All lines below containing the string "titulo" are to be copied.
START Data in this exercise
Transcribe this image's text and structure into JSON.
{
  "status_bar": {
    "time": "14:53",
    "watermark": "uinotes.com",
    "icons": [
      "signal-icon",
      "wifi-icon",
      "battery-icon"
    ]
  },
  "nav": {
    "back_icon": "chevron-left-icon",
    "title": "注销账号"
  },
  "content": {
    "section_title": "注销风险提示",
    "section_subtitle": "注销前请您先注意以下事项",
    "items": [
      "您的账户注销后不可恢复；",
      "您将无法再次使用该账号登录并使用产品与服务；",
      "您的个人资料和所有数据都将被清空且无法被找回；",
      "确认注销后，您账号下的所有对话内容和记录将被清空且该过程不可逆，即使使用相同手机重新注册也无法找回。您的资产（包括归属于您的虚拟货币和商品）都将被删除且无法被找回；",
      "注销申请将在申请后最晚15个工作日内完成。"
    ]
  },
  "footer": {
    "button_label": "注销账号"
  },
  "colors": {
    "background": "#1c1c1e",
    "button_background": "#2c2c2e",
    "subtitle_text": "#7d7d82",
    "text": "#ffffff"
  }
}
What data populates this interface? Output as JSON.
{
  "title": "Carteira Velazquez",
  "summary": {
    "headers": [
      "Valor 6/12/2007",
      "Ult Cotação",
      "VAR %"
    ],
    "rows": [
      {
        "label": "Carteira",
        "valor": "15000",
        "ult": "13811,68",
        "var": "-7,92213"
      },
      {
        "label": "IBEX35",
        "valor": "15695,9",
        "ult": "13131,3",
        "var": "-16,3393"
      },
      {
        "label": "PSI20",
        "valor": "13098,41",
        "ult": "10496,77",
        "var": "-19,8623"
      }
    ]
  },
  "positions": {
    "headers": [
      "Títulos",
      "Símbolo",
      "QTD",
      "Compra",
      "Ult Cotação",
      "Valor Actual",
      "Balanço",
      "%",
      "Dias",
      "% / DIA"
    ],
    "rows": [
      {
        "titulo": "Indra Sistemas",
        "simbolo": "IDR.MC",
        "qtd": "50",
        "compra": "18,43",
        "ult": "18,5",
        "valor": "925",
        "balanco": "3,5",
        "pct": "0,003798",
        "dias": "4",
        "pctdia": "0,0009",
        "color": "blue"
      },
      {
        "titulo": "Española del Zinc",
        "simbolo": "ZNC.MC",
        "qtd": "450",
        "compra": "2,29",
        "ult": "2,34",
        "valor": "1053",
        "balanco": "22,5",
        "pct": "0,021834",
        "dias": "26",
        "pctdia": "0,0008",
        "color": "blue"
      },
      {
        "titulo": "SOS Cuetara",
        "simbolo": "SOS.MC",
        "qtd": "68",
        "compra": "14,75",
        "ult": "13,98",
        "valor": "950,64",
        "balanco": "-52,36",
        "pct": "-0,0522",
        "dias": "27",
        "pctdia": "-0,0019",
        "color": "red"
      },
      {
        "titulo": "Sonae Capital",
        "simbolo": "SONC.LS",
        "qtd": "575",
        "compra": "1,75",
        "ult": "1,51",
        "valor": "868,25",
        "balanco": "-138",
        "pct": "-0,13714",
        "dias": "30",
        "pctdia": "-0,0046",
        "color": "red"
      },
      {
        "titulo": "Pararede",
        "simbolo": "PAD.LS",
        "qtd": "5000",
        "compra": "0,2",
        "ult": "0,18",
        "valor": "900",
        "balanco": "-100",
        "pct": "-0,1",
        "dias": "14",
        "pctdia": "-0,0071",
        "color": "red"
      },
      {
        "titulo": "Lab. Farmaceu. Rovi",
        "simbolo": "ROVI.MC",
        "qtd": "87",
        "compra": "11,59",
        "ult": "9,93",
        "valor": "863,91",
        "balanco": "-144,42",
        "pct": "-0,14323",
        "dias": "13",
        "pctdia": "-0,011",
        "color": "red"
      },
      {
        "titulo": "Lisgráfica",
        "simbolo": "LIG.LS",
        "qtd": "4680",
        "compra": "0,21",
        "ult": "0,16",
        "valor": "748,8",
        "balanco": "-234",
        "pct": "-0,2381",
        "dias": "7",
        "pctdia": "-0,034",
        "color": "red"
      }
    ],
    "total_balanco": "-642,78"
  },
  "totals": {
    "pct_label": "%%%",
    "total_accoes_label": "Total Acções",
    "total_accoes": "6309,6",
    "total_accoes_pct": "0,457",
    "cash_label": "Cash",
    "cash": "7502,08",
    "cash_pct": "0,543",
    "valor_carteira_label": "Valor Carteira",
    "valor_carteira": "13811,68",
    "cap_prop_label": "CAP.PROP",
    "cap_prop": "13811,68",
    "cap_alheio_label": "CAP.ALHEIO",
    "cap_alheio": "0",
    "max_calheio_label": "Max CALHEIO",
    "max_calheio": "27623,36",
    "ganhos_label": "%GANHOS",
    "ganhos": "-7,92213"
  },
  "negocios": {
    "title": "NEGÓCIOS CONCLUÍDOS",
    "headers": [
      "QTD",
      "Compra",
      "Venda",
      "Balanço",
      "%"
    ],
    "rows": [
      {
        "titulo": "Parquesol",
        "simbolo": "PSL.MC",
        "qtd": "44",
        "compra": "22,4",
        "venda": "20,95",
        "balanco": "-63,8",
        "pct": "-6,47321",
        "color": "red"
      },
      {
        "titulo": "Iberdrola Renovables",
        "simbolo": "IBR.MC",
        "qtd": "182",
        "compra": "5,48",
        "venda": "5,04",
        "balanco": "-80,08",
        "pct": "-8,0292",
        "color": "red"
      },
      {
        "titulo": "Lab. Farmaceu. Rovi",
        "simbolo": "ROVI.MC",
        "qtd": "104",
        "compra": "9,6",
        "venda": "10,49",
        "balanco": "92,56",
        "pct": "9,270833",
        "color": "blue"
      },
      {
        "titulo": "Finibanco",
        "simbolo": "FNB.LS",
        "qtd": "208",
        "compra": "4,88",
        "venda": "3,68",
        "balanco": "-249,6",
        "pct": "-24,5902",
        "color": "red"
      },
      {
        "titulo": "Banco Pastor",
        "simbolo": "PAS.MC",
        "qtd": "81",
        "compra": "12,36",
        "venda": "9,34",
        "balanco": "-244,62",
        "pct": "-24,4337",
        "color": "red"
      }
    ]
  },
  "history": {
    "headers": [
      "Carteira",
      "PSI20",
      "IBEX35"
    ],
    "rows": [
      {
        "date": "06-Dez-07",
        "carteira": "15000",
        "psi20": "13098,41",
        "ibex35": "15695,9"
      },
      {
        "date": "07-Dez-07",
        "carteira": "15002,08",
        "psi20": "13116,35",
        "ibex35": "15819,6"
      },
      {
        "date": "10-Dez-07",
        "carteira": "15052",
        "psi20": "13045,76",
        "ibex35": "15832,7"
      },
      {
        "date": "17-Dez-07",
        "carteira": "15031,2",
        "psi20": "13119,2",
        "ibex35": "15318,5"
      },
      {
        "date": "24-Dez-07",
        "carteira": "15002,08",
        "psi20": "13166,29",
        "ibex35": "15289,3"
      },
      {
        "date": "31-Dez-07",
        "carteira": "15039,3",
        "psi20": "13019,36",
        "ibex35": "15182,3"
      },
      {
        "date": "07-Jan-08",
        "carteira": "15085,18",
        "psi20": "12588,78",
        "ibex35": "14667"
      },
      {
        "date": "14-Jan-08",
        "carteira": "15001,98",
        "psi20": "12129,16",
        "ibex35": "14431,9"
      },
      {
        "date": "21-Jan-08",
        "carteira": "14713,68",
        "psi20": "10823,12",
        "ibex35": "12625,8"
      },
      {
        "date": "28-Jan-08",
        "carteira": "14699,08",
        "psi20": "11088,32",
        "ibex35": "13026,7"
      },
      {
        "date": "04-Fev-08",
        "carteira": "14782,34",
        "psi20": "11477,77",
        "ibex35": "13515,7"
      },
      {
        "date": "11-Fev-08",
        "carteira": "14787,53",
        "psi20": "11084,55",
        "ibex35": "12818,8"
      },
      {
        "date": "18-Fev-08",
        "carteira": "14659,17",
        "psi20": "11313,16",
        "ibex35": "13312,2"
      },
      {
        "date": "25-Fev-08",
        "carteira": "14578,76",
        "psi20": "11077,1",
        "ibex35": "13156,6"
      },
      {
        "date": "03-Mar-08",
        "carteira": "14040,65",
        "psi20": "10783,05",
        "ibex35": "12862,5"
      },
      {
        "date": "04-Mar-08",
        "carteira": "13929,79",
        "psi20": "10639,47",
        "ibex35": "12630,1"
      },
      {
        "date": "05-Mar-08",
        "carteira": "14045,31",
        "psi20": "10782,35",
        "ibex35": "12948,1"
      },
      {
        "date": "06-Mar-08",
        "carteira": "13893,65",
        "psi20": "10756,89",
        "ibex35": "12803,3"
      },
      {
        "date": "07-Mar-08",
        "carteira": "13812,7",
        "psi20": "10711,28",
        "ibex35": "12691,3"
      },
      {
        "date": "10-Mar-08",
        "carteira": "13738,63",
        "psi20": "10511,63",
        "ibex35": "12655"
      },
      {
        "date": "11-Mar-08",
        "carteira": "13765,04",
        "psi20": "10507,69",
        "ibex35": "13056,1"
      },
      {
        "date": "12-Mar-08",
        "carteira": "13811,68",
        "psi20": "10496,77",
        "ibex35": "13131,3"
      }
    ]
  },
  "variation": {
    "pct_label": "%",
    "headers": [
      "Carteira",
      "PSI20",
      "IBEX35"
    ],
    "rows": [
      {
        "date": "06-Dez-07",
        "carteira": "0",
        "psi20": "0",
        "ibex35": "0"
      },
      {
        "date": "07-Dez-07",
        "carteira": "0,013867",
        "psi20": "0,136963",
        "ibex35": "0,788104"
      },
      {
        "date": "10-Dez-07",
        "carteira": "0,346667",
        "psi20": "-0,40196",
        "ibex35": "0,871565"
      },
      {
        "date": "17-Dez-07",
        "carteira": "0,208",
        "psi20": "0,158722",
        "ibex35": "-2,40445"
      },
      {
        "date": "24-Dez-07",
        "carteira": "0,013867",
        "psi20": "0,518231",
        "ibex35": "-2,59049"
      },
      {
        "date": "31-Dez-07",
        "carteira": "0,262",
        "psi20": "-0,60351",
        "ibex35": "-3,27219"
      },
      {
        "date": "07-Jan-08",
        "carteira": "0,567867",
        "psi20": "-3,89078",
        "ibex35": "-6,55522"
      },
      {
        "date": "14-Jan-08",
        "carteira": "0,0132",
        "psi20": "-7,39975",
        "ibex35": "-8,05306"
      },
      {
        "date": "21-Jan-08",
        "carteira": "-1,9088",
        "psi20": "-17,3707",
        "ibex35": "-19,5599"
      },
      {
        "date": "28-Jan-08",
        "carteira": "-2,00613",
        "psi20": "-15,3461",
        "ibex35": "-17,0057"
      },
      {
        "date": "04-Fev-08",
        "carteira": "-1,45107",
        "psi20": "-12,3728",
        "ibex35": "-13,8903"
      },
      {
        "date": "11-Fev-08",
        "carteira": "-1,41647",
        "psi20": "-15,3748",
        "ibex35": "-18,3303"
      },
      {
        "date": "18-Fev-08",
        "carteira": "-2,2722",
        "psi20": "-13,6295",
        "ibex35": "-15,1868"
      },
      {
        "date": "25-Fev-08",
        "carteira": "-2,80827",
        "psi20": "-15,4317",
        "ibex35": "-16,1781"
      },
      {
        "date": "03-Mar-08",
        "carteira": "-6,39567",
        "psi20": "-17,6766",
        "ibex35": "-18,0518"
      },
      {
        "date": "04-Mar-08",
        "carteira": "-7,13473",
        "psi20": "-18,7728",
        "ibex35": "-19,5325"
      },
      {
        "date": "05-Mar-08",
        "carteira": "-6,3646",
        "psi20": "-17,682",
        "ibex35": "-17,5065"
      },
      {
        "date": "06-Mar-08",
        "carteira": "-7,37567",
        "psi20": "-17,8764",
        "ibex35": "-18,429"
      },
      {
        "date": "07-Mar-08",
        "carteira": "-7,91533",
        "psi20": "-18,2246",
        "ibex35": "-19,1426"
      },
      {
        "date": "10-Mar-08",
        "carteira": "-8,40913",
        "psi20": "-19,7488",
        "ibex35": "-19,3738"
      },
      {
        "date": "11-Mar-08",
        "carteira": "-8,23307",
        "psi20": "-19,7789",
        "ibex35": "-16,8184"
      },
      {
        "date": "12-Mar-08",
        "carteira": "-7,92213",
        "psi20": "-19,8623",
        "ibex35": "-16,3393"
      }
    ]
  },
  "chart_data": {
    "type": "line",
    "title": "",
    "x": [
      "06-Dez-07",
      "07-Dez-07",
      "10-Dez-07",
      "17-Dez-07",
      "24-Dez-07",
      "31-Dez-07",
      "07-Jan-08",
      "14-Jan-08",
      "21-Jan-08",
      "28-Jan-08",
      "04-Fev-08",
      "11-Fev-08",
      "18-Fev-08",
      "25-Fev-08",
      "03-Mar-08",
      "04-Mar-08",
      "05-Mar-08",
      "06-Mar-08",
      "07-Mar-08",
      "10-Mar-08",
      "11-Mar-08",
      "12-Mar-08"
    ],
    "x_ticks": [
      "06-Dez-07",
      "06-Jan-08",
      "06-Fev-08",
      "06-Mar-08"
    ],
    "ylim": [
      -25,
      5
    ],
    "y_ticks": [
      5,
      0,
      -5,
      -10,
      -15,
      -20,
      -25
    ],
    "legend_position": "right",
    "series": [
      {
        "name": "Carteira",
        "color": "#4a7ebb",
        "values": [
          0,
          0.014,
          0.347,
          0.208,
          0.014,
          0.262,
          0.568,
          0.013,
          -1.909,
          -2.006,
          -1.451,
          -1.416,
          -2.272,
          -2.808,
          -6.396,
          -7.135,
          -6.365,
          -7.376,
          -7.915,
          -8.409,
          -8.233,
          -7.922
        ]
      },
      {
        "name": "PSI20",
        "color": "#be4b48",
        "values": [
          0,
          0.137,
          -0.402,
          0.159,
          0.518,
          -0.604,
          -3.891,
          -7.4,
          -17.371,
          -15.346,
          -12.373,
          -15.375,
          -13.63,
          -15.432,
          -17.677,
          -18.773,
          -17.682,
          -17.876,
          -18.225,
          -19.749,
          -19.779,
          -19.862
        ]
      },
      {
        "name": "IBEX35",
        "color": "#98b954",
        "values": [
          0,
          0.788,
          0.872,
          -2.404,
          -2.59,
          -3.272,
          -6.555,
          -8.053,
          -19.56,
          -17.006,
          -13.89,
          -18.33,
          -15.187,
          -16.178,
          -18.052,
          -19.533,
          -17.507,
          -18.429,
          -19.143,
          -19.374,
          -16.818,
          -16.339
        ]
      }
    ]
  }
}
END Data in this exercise
Result of this exercise:
        "titulo": "Indra Sistemas",
        "titulo": "Española del Zinc",
        "titulo": "SOS Cuetara",
        "titulo": "Sonae Capital",
        "titulo": "Pararede",
        "titulo": "Lab. Farmaceu. Rovi",
        "titulo": "Lisgráfica",
        "titulo": "Parquesol",
        "titulo": "Iberdrola Renovables",
        "titulo": "Lab. Farmaceu. Rovi",
        "titulo": "Finibanco",
        "titulo": "Banco Pastor",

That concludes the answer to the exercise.